EXERCISE BRIEF:
What you return must match the records exactly.

DATA TO PROCESS:

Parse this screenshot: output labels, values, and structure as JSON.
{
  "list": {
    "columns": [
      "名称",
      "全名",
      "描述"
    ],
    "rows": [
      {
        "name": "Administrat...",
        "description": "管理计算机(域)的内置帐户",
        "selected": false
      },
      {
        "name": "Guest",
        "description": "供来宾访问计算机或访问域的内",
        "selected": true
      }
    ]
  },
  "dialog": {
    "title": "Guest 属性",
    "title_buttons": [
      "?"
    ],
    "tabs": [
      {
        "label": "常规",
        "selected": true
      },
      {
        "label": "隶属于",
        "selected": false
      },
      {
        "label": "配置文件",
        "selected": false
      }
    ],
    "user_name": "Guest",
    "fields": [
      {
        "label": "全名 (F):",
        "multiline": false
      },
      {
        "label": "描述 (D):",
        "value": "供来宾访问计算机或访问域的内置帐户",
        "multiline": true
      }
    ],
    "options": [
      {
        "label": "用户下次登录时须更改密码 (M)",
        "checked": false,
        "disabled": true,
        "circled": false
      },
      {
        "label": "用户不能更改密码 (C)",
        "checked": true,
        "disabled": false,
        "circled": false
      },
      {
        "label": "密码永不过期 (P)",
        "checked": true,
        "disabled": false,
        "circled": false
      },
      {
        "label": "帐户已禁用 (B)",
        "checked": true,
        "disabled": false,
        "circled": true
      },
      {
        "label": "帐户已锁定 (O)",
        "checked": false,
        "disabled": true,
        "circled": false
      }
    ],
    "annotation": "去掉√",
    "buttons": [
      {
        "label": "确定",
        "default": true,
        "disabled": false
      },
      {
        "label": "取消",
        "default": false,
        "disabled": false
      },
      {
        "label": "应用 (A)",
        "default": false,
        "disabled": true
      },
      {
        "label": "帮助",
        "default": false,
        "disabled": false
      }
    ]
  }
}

WRITTEN REPLY:
Parse this screenshot: output labels, values, and structure as JSON.
{
  "list": {
    "columns": [
      "名称",
      "全名",
      "描述"
    ],
    "rows": [
      {
        "name": "Administrat...",
        "description": "管理计算机(域)的内置帐户",
        "selected": false
      },
      {
        "name": "Guest",
        "description": "供来宾访问计算机或访问域的内",
        "selected": true
      }
    ]
  },
  "dialog": {
    "title": "Guest 属性",
    "title_buttons": [
      "?"
    ],
    "tabs": [
      {
        "label": "常规",
        "selected": true
      },
      {
        "label": "隶属于",
        "selected": false
      },
      {
        "label": "配置文件",
        "selected": false
      }
    ],
    "user_name": "Guest",
    "fields": [
      {
        "label": "全名 (F):",
        "multiline": false
      },
      {
        "label": "描述 (D):",
        "value": "供来宾访问计算机或访问域的内置帐户",
        "multiline": true
      }
    ],
    "options": [
      {
        "label": "用户下次登录时须更改密码 (M)",
        "checked": false,
        "disabled": true,
        "circled": false
      },
      {
        "label": "用户不能更改密码 (C)",
        "checked": true,
        "disabled": false,
        "circled": false
      },
      {
        "label": "密码永不过期 (P)",
        "checked": true,
        "disabled": false,
        "circled": false
      },
      {
        "label": "帐户已禁用 (B)",
        "checked": true,
        "disabled": false,
        "circled": true
      },
      {
        "label": "帐户已锁定 (O)",
        "checked": false,
        "disabled": true,
        "circled": false
      }
    ],
    "annotation": "去掉√",
    "buttons": [
      {
        "label": "确定",
        "default": true,
        "disabled": false
      },
      {
        "label": "取消",
        "default": false,
        "disabled": false
      },
      {
        "label": "应用 (A)",
        "default": false,
        "disabled": true
      },
      {
        "label": "帮助",
        "default": false,
        "disabled": false
      }
    ]
  }
}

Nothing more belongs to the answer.